However, for some people, H&A diamonds represent the best. It can appear as the cream of the crop, the best of the best. And if budget is not an issue, there is no reason not to consider one of these beautiful diamonds.
Another factor is the romantic appeal of Hearts and Arrows diamonds. Say hearts and arrows and what comes to mind? Romance, love, Cupid, desire…
With its obvious connection to Cupid, Hearts and Arrows diamonds have become an attractive option, especially for engagement rings. However, if you’re taken by this idea, note that once the diamond is set in its setting, you will not be able to see the hearts side of the diamond as that will be hidden in the setting.
Hearts and Arrows diamond halo engagement ring from Brian Gavin. See it here.
Why Buy a Hearts and Arrows Diamond?
Hearts and Arrows diamonds are not for everybody, but they do have their benefits. Here are three reasons to buy one of these diamonds:
- H&A represents the excellence in the craftsmanship of the diamond. There is a certain prestige in owning one of these diamonds, knowing that it has been precision cut to the highest standards.
- The emotional connection of the tiny hearts in the diamond, even though these will be invisible once the stone is mounted, is one that appeals to many people.
- An H&A diamond is the result of perfectly cut facet design. This in turn results in the maximizing of the diamonds light performance, producing a stone that is supremely brilliant and fiery.

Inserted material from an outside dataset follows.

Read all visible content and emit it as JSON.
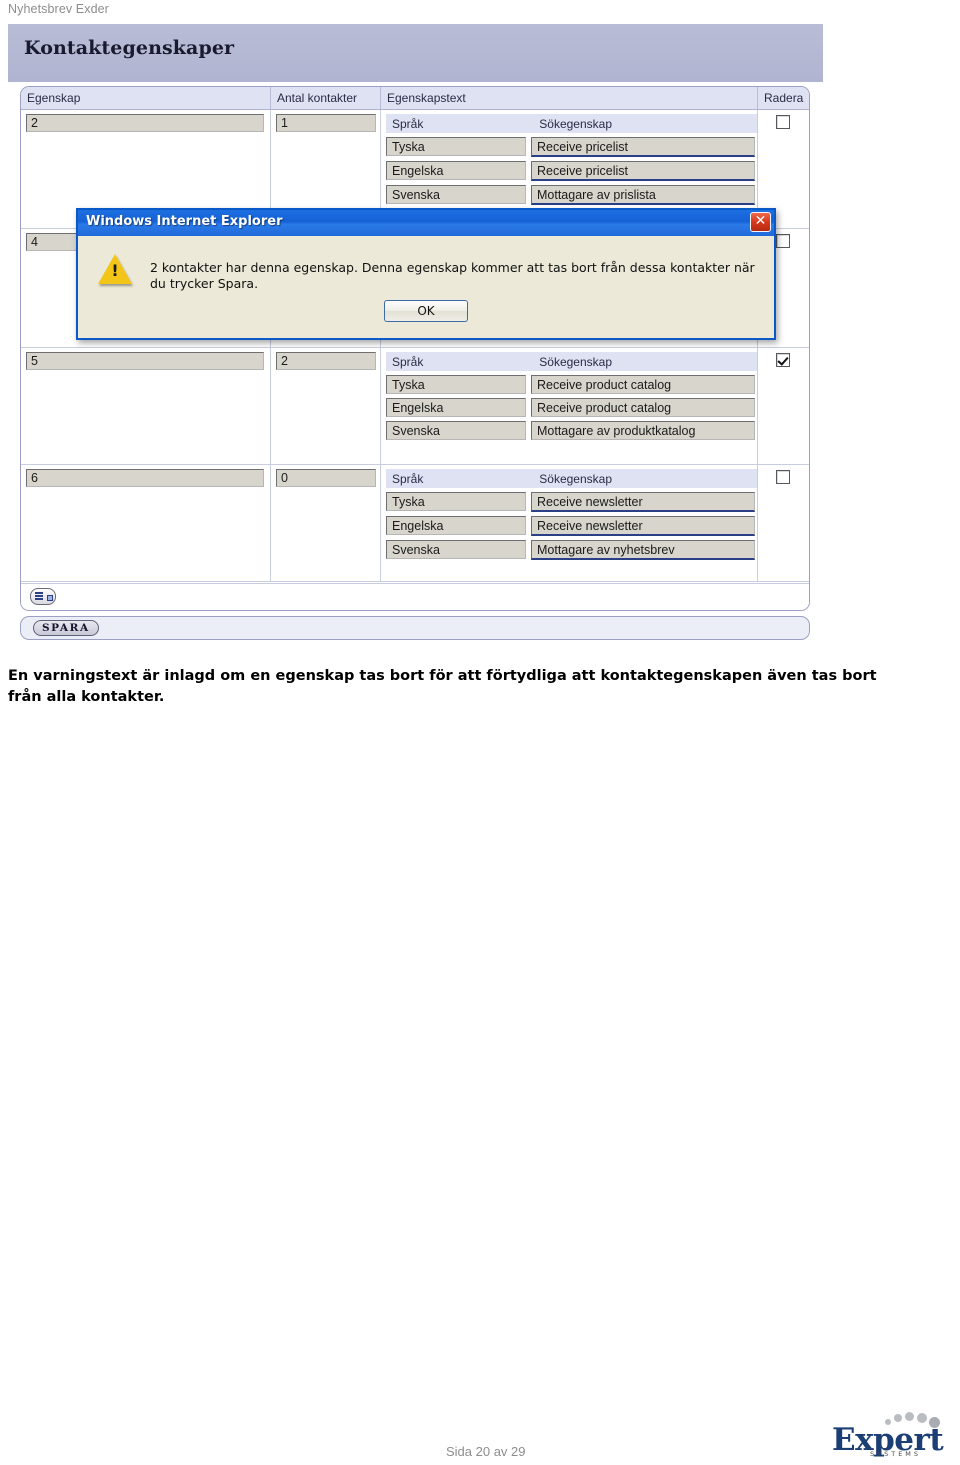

- When viewing one of these diamonds, the symmetry and proportion provides a beauty that we naturally react to. Psychological studies have shown that we react to perfect patterns rather than haphazard designs. This is present in the natural environment where mirror images and perfect symmetry abound.
Where to Buy Hearts and Arrows Diamonds
While almost all retailers have their signature brand of Hearts and Arrows diamonds, not all are created equally. It’s best to take each diamond on a case by case basis and to observe for quality prior to purchase. After all, every diamond is different from the other.
- James Allen’s True Hearts collection feature their H&A range, and often come with a 25% off the price of the setting.
- Brian Gavin also have several excellent diamond collections that feature Hearts and Arrows diamonds.
- Whiteflash is known in the business for their superior cut quality and for always pushing the boundaries of cut quality.
- Blue Nile’s Astor Ideal collection feature some stunning H&A diamonds at competitive prices.
As with anything, do your own research, carefully inspect the diamond in question and ensure that it meets the standards you would expect of a true Hearts and Arrows diamond. For more information about each of the above retailers, check out our individual reviews or for a quick comparison, check out our article on their pros and cons here.